Aspects of the UX including Home, Xbox Store, and the Guide have also been made more efficient, with Chris Novak, Xbox’s Head of Research & Design expressing they have “reduc[ed] the footprint to maximise the console horsepower available to games”, fitting these aspects “in almost 40% less memory.”
As part of the ‘Xbox Experience’ that now spans across all digital devices, Xbox is further implementing support with its mobile app to allow you to share your clips and screenshots from your phone.
“Now, when you capture on the console, it’s sent to your phone to share instantly, making it easier to get that moment to your friends and ensuring that you’re not standing around in the middle of some match trying to type a message on a virtual keyboard,” explained Novak.
You can watch the full Xbox Experience video here:
Xbox Series X vs PS5: Which UI is better?
The strategy of the UI departments at Xbox and PlayStation couldn’t be more different.
Xbox appear to have adopted a conservative strategy for the next-gen console, hoping to create a seamless transition between the Xbox One and Xbox Series X that won’t see players jump ship to PlayStation.
PlayStation has instead opted for a more radical overhaul of its UI, mirroring its intention of separating the next-generation of consoles from the current-gen.
Ultimately, much like the design of the console, it’s very subjective. If you don’t like change, then sticking with the Xbox and its more familiar User Interface will be particularly helpful in the transition, especially if you still in intend to use your Xbox One.
However, if you’d prefer to separate your new console from the old to somewhat justifying the £450/$499 you just spent, a new UI might help in doing this.
There is one element, however, where the PS5 objectively outshines the Xbox Series X. With 4K becoming more prominent as we move into the next-gen of gaming, many Xbox fans may be disappointed to know that the Xbox’s dashboard runs at just 1080p, while the PS5 runs natively in 4K.

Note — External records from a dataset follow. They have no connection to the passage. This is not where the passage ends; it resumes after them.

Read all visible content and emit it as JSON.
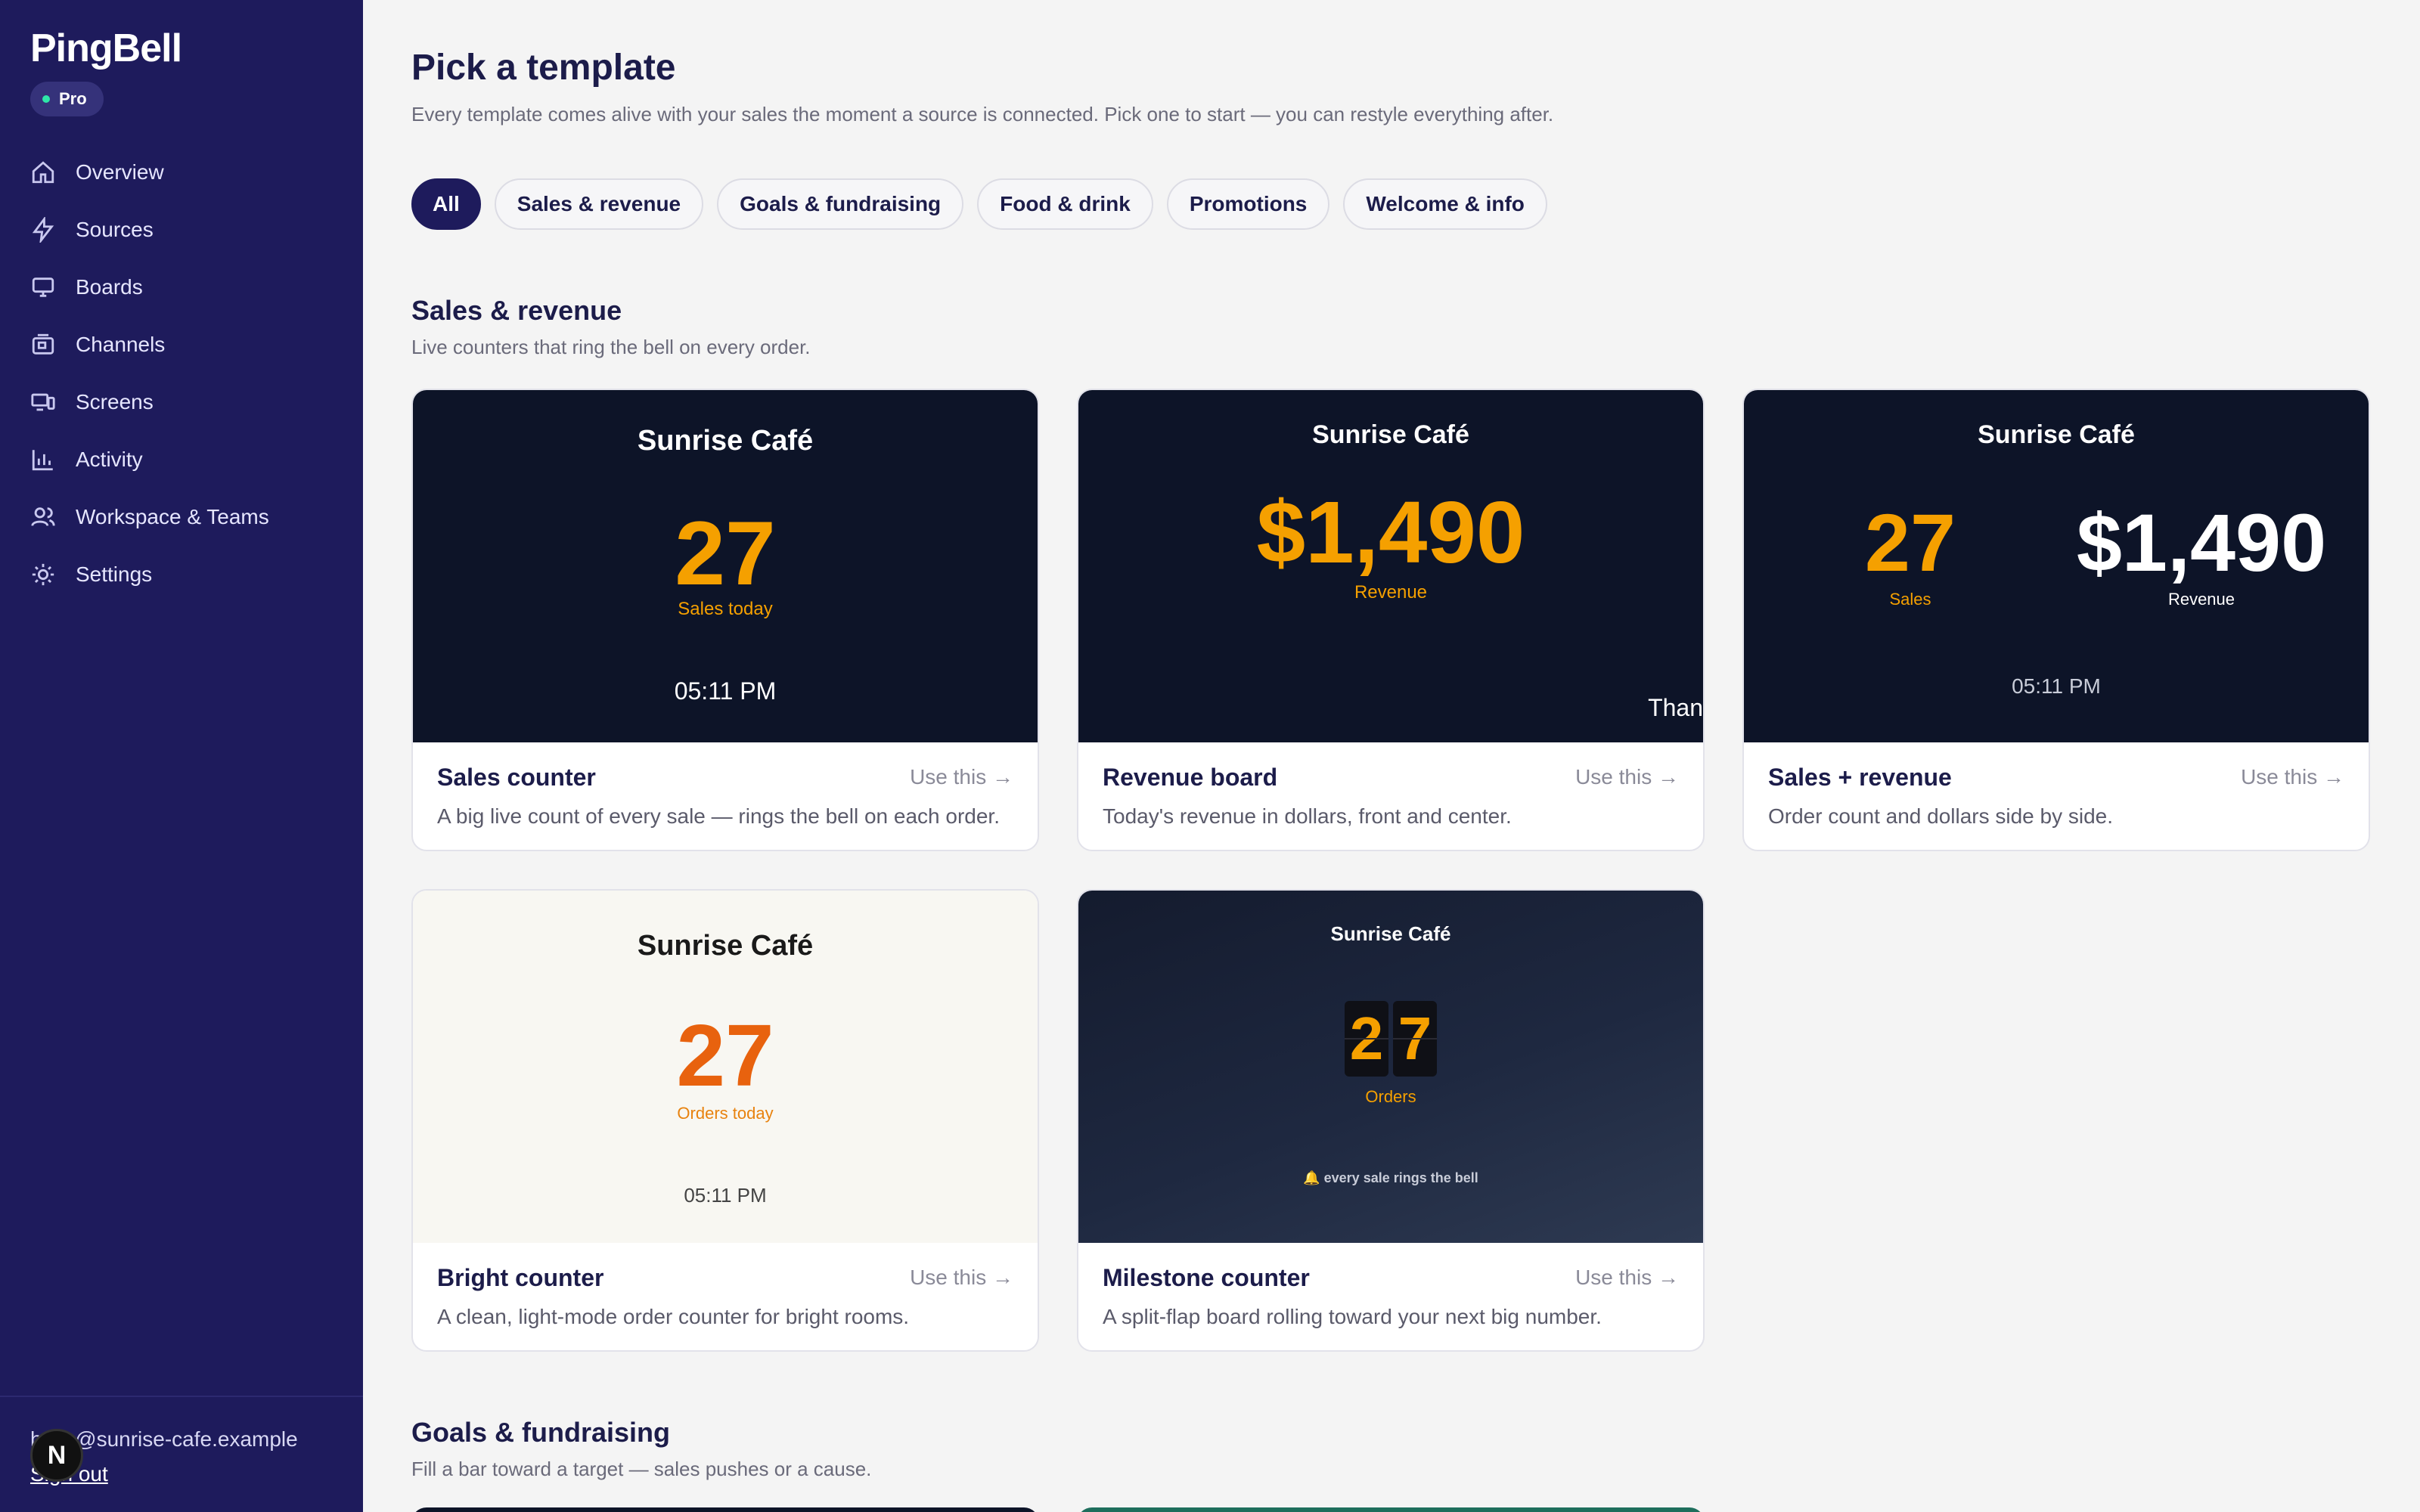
{
  "app": {
    "brand": "PingBell",
    "plan": "Pro"
  },
  "nav": [
    {
      "label": "Overview",
      "icon": "home-icon"
    },
    {
      "label": "Sources",
      "icon": "bolt-icon"
    },
    {
      "label": "Boards",
      "icon": "monitor-icon"
    },
    {
      "label": "Channels",
      "icon": "channels-icon"
    },
    {
      "label": "Screens",
      "icon": "screens-icon"
    },
    {
      "label": "Activity",
      "icon": "chart-icon"
    },
    {
      "label": "Workspace & Teams",
      "icon": "users-icon"
    },
    {
      "label": "Settings",
      "icon": "gear-icon"
    }
  ],
  "user": {
    "email": "hello@sunrise-cafe.example",
    "sign_out": "Sign out",
    "avatar": "N"
  },
  "page": {
    "title": "Pick a template",
    "subtitle": "Every template comes alive with your sales the moment a source is connected. Pick one to start — you can restyle everything after."
  },
  "filters": [
    "All",
    "Sales & revenue",
    "Goals & fundraising",
    "Food & drink",
    "Promotions",
    "Welcome & info"
  ],
  "sections": {
    "sales": {
      "title": "Sales & revenue",
      "subtitle": "Live counters that ring the bell on every order."
    },
    "goals": {
      "title": "Goals & fundraising",
      "subtitle": "Fill a bar toward a target — sales pushes or a cause."
    }
  },
  "cards": {
    "sales_counter": {
      "name": "Sales counter",
      "use": "Use this →",
      "desc": "A big live count of every sale — rings the bell on each order.",
      "cafe": "Sunrise Café",
      "value": "27",
      "caption": "Sales today",
      "time": "05:11 PM"
    },
    "revenue_board": {
      "name": "Revenue board",
      "use": "Use this →",
      "desc": "Today's revenue in dollars, front and center.",
      "cafe": "Sunrise Café",
      "value": "$1,490",
      "caption": "Revenue",
      "ticker": "Than"
    },
    "sales_revenue": {
      "name": "Sales + revenue",
      "use": "Use this →",
      "desc": "Order count and dollars side by side.",
      "cafe": "Sunrise Café",
      "count": "27",
      "count_caption": "Sales",
      "amount": "$1,490",
      "amount_caption": "Revenue",
      "time": "05:11 PM"
    },
    "bright_counter": {
      "name": "Bright counter",
      "use": "Use this →",
      "desc": "A clean, light-mode order counter for bright rooms.",
      "cafe": "Sunrise Café",
      "value": "27",
      "caption": "Orders today",
      "time": "05:11 PM"
    },
    "milestone_counter": {
      "name": "Milestone counter",
      "use": "Use this →",
      "desc": "A split-flap board rolling toward your next big number.",
      "cafe": "Sunrise Café",
      "digit1": "2",
      "digit2": "7",
      "caption": "Orders",
      "tagline": "🔔 every sale rings the bell"
    }
  },
  "colors": {
    "sidebar": "#1e1b5c",
    "accent": "#f5a000",
    "bright_accent": "#e8620e",
    "dark_preview": "#0d1428"
  }
}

Of course, the Xbox can still play games in 4K, meaning this isn’t exactly a deal-breaker, unless you really care about 4K gaming.